*Dataset rows describing interfaces*.
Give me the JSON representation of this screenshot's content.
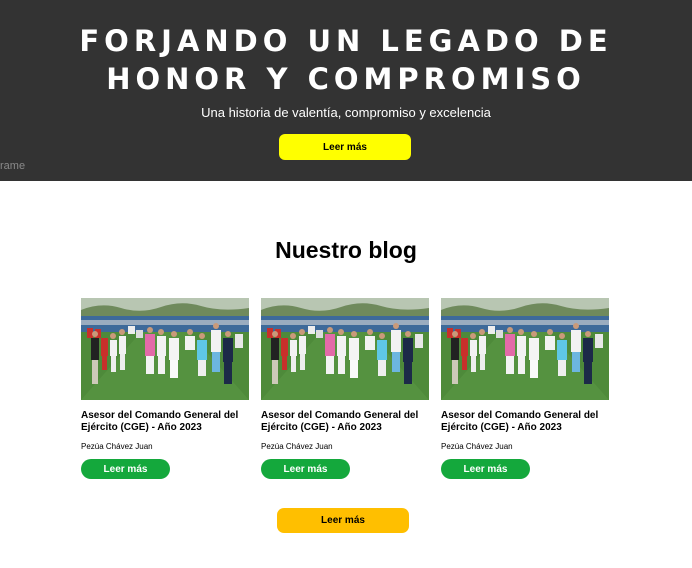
{
  "hero": {
    "title_line1": "FORJANDO UN LEGADO DE",
    "title_line2": "HONOR Y COMPROMISO",
    "subtitle": "Una historia de valentía, compromiso y excelencia",
    "button_label": "Leer más",
    "frame_label": "rame",
    "bg_color": "#333333",
    "button_color": "#ffff00"
  },
  "blog": {
    "heading": "Nuestro blog",
    "posts": [
      {
        "title": "Asesor del Comando General del Ejército (CGE) - Año 2023",
        "author": "Pezúa Chávez Juan",
        "button_label": "Leer más",
        "image": "team-photo"
      },
      {
        "title": "Asesor del Comando General del Ejército (CGE) - Año 2023",
        "author": "Pezúa Chávez Juan",
        "button_label": "Leer más",
        "image": "team-photo"
      },
      {
        "title": "Asesor del Comando General del Ejército (CGE) - Año 2023",
        "author": "Pezúa Chávez Juan",
        "button_label": "Leer más",
        "image": "team-photo"
      }
    ],
    "more_button_label": "Leer más",
    "post_button_color": "#14a83c",
    "more_button_color": "#ffbf00"
  }
}
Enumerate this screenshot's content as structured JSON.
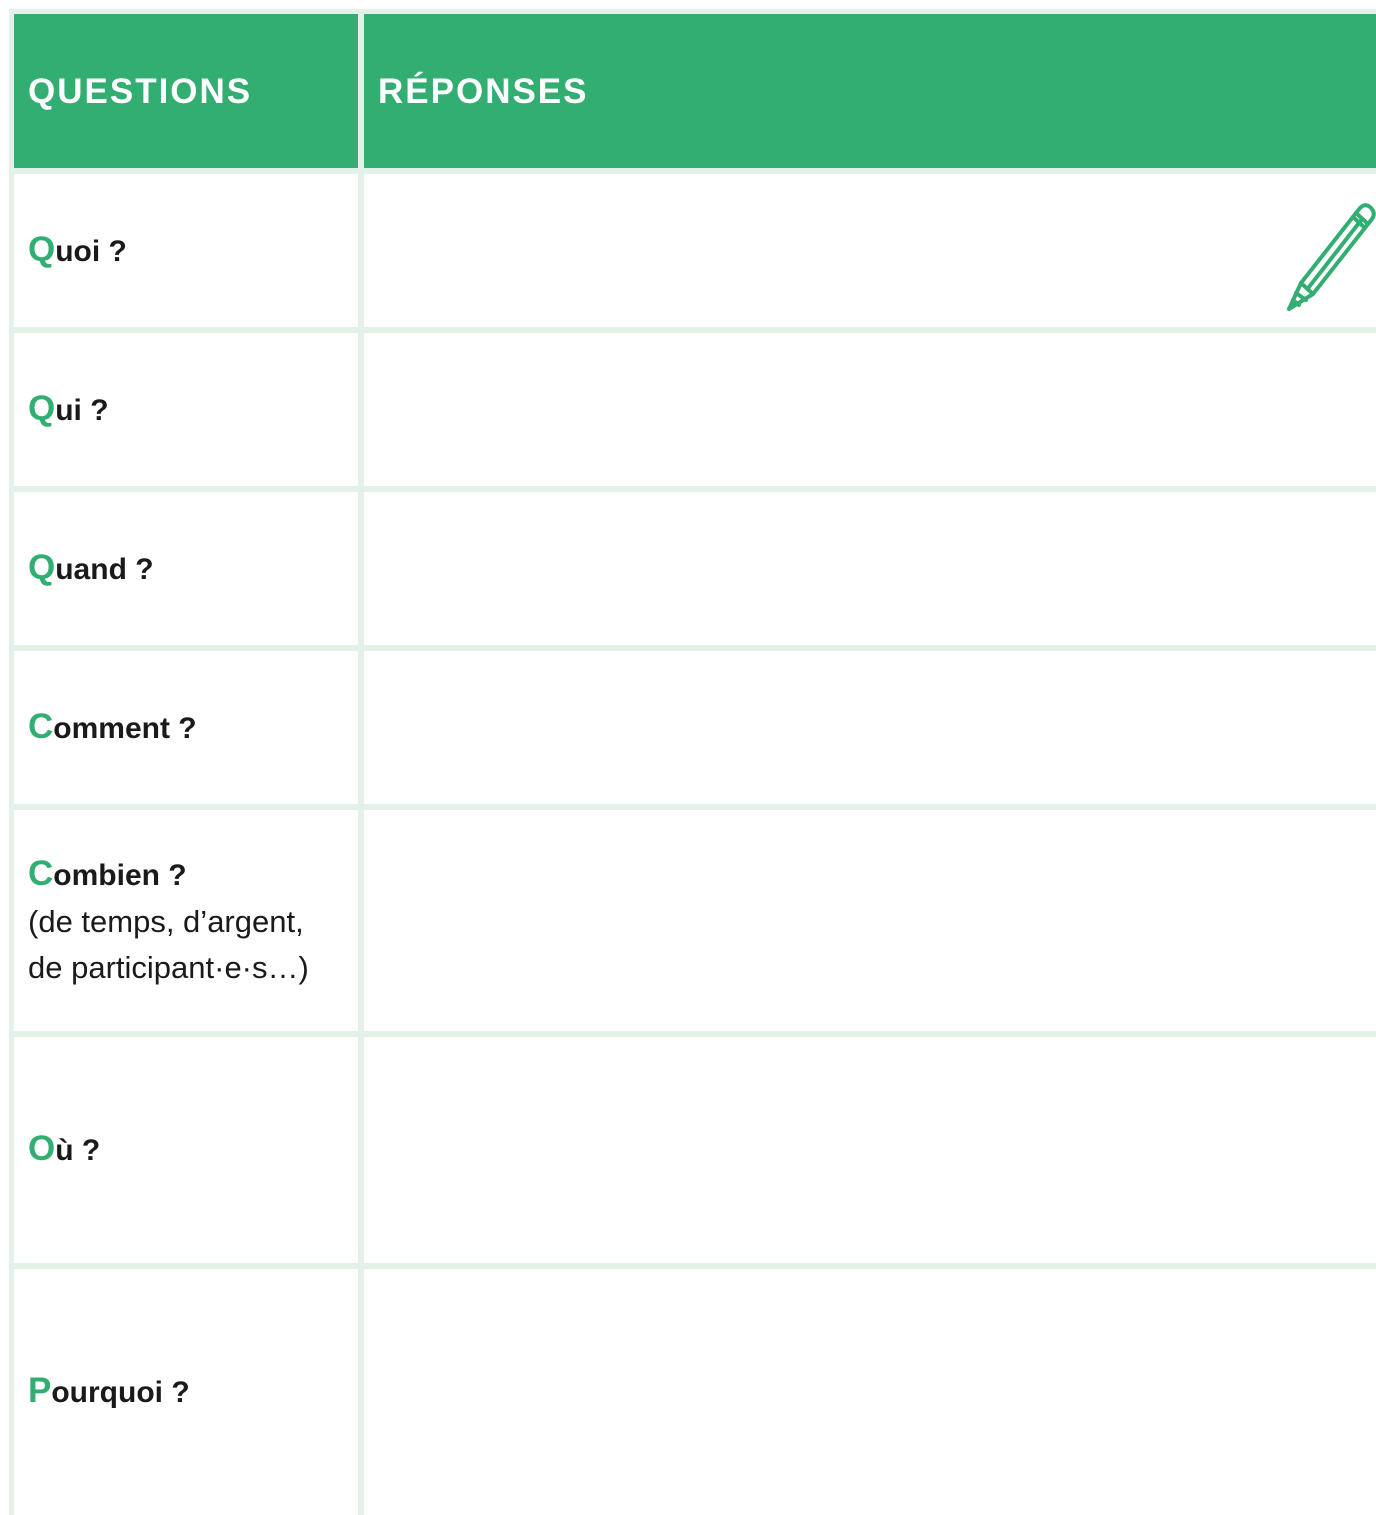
{
  "table": {
    "header": {
      "questions_label": "QUESTIONS",
      "answers_label": "RÉPONSES"
    },
    "rows": [
      {
        "initial": "Q",
        "rest": "uoi ?",
        "note_line1": "",
        "note_line2": ""
      },
      {
        "initial": "Q",
        "rest": "ui ?",
        "note_line1": "",
        "note_line2": ""
      },
      {
        "initial": "Q",
        "rest": "uand ?",
        "note_line1": "",
        "note_line2": ""
      },
      {
        "initial": "C",
        "rest": "omment ?",
        "note_line1": "",
        "note_line2": ""
      },
      {
        "initial": "C",
        "rest": "ombien ?",
        "note_line1": "(de temps, d’argent,",
        "note_line2": "de participant·e·s…)"
      },
      {
        "initial": "O",
        "rest": "ù ?",
        "note_line1": "",
        "note_line2": ""
      },
      {
        "initial": "P",
        "rest": "ourquoi ?",
        "note_line1": "",
        "note_line2": ""
      }
    ]
  },
  "icons": {
    "pencil": "pencil-icon"
  },
  "colors": {
    "accent_green": "#33ae72",
    "grid_line": "#e3f1e8",
    "text": "#1a1a1a"
  }
}
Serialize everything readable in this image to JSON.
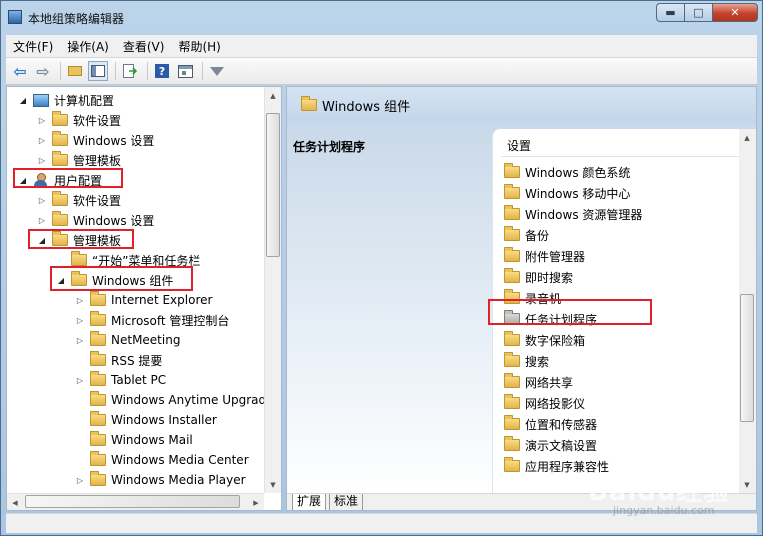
{
  "window": {
    "title": "本地组策略编辑器",
    "min_glyph": "▬",
    "max_glyph": "□",
    "close_glyph": "✕"
  },
  "menu": [
    "文件(F)",
    "操作(A)",
    "查看(V)",
    "帮助(H)"
  ],
  "toolbar": {
    "icons": [
      "back-arrow-icon",
      "forward-arrow-icon",
      "up-folder-icon",
      "show-hide-tree-icon",
      "export-list-icon",
      "help-icon",
      "properties-icon",
      "filter-icon"
    ],
    "help_glyph": "?"
  },
  "tree": {
    "items": [
      {
        "label": "计算机配置",
        "expander": "◢"
      },
      {
        "label": "软件设置",
        "expander": "▷"
      },
      {
        "label": "Windows 设置",
        "expander": "▷"
      },
      {
        "label": "管理模板",
        "expander": "▷"
      },
      {
        "label": "用户配置",
        "expander": "◢"
      },
      {
        "label": "软件设置",
        "expander": "▷"
      },
      {
        "label": "Windows 设置",
        "expander": "▷"
      },
      {
        "label": "管理模板",
        "expander": "◢"
      },
      {
        "label": "“开始”菜单和任务栏",
        "expander": ""
      },
      {
        "label": "Windows 组件",
        "expander": "◢"
      },
      {
        "label": "Internet Explorer",
        "expander": "▷"
      },
      {
        "label": "Microsoft 管理控制台",
        "expander": "▷"
      },
      {
        "label": "NetMeeting",
        "expander": "▷"
      },
      {
        "label": "RSS 提要",
        "expander": ""
      },
      {
        "label": "Tablet PC",
        "expander": "▷"
      },
      {
        "label": "Windows Anytime Upgrade",
        "expander": ""
      },
      {
        "label": "Windows Installer",
        "expander": ""
      },
      {
        "label": "Windows Mail",
        "expander": ""
      },
      {
        "label": "Windows Media Center",
        "expander": ""
      },
      {
        "label": "Windows Media Player",
        "expander": "▷"
      }
    ],
    "scroll_up": "▲",
    "scroll_down": "▼",
    "scroll_left": "◀",
    "scroll_right": "▶"
  },
  "right": {
    "header": "Windows 组件",
    "description_title": "任务计划程序",
    "settings_header": "设置",
    "items": [
      "Windows 颜色系统",
      "Windows 移动中心",
      "Windows 资源管理器",
      "备份",
      "附件管理器",
      "即时搜索",
      "录音机",
      "任务计划程序",
      "数字保险箱",
      "搜索",
      "网络共享",
      "网络投影仪",
      "位置和传感器",
      "演示文稿设置",
      "应用程序兼容性"
    ],
    "tabs": [
      "扩展",
      "标准"
    ]
  },
  "watermark": {
    "text": "Baidu经验",
    "sub": "jingyan.baidu.com"
  },
  "colors": {
    "highlight_red": "#e0202a",
    "folder_yellow": "#e8c35e",
    "window_blue": "#a9c6e2"
  }
}
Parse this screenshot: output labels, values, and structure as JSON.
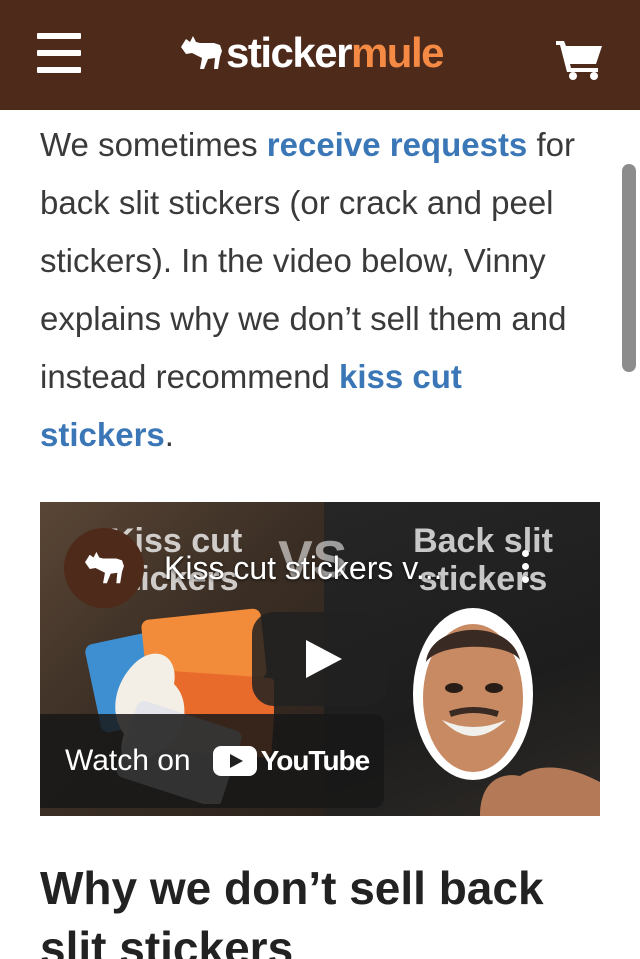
{
  "header": {
    "logo_word_1": "sticker",
    "logo_word_2": "mule",
    "brand_color": "#4e2a1a",
    "accent_color": "#f48a44",
    "icons": [
      "hamburger-menu-icon",
      "mule-icon",
      "shopping-cart-icon"
    ]
  },
  "article": {
    "intro_part1": "We sometimes ",
    "link_receive_requests": "receive requests",
    "intro_part2": " for back slit stickers (or crack and peel stickers). In the video below, Vinny explains why we don’t sell them and instead recommend ",
    "link_kiss_cut": "kiss cut stickers",
    "intro_end": ".",
    "link_color": "#3b77b7",
    "heading": "Why we don’t sell back slit stickers"
  },
  "video": {
    "title": "Kiss cut stickers v...",
    "thumb_left_title": "Kiss cut stickers",
    "thumb_vs": "VS",
    "thumb_right_title": "Back slit stickers",
    "watch_label": "Watch on",
    "youtube_word": "YouTube",
    "youtube_red": "#ff0000"
  }
}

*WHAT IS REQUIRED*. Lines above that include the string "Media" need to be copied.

*REPLY TO THE TASK*.
        "label": "Windows Media Center",
        "label": "Windows Media Player",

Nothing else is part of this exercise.